REQUIREMENT
Restate the records underneath, keeping each one exactly the same.
***
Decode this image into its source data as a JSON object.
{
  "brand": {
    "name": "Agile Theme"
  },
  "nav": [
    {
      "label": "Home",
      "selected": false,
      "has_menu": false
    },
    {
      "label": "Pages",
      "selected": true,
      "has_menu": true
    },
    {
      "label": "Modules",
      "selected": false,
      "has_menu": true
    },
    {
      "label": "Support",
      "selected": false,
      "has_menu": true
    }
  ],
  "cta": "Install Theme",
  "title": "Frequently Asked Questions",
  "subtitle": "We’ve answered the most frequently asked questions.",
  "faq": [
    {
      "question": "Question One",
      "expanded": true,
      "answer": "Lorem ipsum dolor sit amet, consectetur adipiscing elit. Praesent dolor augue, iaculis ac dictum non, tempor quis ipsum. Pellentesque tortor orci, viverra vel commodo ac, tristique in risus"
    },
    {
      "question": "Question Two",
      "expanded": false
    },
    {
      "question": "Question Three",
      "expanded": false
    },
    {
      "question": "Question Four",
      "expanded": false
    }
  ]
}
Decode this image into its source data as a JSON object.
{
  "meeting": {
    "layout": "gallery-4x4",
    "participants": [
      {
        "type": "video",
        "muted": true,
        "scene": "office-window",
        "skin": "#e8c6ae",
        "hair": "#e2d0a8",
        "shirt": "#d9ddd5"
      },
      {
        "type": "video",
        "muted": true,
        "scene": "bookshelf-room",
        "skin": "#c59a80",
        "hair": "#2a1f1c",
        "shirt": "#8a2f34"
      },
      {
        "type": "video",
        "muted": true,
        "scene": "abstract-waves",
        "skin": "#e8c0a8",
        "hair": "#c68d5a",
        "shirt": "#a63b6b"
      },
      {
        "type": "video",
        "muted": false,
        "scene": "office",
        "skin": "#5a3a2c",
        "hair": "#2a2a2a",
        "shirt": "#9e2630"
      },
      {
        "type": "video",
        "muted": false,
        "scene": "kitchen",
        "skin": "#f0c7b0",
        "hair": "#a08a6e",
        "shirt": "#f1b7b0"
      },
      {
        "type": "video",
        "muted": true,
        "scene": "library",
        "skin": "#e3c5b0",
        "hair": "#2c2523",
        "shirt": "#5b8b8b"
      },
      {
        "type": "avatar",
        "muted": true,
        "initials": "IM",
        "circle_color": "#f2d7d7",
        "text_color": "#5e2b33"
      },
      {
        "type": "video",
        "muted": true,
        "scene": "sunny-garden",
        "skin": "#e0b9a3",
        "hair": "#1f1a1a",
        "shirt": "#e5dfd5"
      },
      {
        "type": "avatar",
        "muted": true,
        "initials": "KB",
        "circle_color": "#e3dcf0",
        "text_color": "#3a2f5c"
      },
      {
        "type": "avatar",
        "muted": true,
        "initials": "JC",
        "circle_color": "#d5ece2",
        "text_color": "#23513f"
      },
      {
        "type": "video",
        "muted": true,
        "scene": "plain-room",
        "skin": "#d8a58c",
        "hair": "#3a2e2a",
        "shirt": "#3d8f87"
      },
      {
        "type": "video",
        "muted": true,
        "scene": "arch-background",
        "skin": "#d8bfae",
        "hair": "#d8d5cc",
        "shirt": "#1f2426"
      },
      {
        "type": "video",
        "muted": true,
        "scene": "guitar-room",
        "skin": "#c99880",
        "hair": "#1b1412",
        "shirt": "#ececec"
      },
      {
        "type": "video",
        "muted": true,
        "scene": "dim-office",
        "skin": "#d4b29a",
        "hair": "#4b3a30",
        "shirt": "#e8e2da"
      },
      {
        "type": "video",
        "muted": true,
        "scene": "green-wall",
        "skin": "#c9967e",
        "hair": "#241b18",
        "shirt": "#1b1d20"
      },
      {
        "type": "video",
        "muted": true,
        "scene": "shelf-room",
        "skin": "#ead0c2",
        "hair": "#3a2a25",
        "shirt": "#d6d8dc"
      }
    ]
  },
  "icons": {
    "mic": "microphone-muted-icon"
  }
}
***
OUTPUT FOR THIS TASK
Decode this image into its source data as a JSON object.
{
  "brand": {
    "name": "Agile Theme"
  },
  "nav": [
    {
      "label": "Home",
      "selected": false,
      "has_menu": false
    },
    {
      "label": "Pages",
      "selected": true,
      "has_menu": true
    },
    {
      "label": "Modules",
      "selected": false,
      "has_menu": true
    },
    {
      "label": "Support",
      "selected": false,
      "has_menu": true
    }
  ],
  "cta": "Install Theme",
  "title": "Frequently Asked Questions",
  "subtitle": "We’ve answered the most frequently asked questions.",
  "faq": [
    {
      "question": "Question One",
      "expanded": true,
      "answer": "Lorem ipsum dolor sit amet, consectetur adipiscing elit. Praesent dolor augue, iaculis ac dictum non, tempor quis ipsum. Pellentesque tortor orci, viverra vel commodo ac, tristique in risus"
    },
    {
      "question": "Question Two",
      "expanded": false
    },
    {
      "question": "Question Three",
      "expanded": false
    },
    {
      "question": "Question Four",
      "expanded": false
    }
  ]
}
Decode this image into its source data as a JSON object.
{
  "meeting": {
    "layout": "gallery-4x4",
    "participants": [
      {
        "type": "video",
        "muted": true,
        "scene": "office-window",
        "skin": "#e8c6ae",
        "hair": "#e2d0a8",
        "shirt": "#d9ddd5"
      },
      {
        "type": "video",
        "muted": true,
        "scene": "bookshelf-room",
        "skin": "#c59a80",
        "hair": "#2a1f1c",
        "shirt": "#8a2f34"
      },
      {
        "type": "video",
        "muted": true,
        "scene": "abstract-waves",
        "skin": "#e8c0a8",
        "hair": "#c68d5a",
        "shirt": "#a63b6b"
      },
      {
        "type": "video",
        "muted": false,
        "scene": "office",
        "skin": "#5a3a2c",
        "hair": "#2a2a2a",
        "shirt": "#9e2630"
      },
      {
        "type": "video",
        "muted": false,
        "scene": "kitchen",
        "skin": "#f0c7b0",
        "hair": "#a08a6e",
        "shirt": "#f1b7b0"
      },
      {
        "type": "video",
        "muted": true,
        "scene": "library",
        "skin": "#e3c5b0",
        "hair": "#2c2523",
        "shirt": "#5b8b8b"
      },
      {
        "type": "avatar",
        "muted": true,
        "initials": "IM",
        "circle_color": "#f2d7d7",
        "text_color": "#5e2b33"
      },
      {
        "type": "video",
        "muted": true,
        "scene": "sunny-garden",
        "skin": "#e0b9a3",
        "hair": "#1f1a1a",
        "shirt": "#e5dfd5"
      },
      {
        "type": "avatar",
        "muted": true,
        "initials": "KB",
        "circle_color": "#e3dcf0",
        "text_color": "#3a2f5c"
      },
      {
        "type": "avatar",
        "muted": true,
        "initials": "JC",
        "circle_color": "#d5ece2",
        "text_color": "#23513f"
      },
      {
        "type": "video",
        "muted": true,
        "scene": "plain-room",
        "skin": "#d8a58c",
        "hair": "#3a2e2a",
        "shirt": "#3d8f87"
      },
      {
        "type": "video",
        "muted": true,
        "scene": "arch-background",
        "skin": "#d8bfae",
        "hair": "#d8d5cc",
        "shirt": "#1f2426"
      },
      {
        "type": "video",
        "muted": true,
        "scene": "guitar-room",
        "skin": "#c99880",
        "hair": "#1b1412",
        "shirt": "#ececec"
      },
      {
        "type": "video",
        "muted": true,
        "scene": "dim-office",
        "skin": "#d4b29a",
        "hair": "#4b3a30",
        "shirt": "#e8e2da"
      },
      {
        "type": "video",
        "muted": true,
        "scene": "green-wall",
        "skin": "#c9967e",
        "hair": "#241b18",
        "shirt": "#1b1d20"
      },
      {
        "type": "video",
        "muted": true,
        "scene": "shelf-room",
        "skin": "#ead0c2",
        "hair": "#3a2a25",
        "shirt": "#d6d8dc"
      }
    ]
  },
  "icons": {
    "mic": "microphone-muted-icon"
  }
}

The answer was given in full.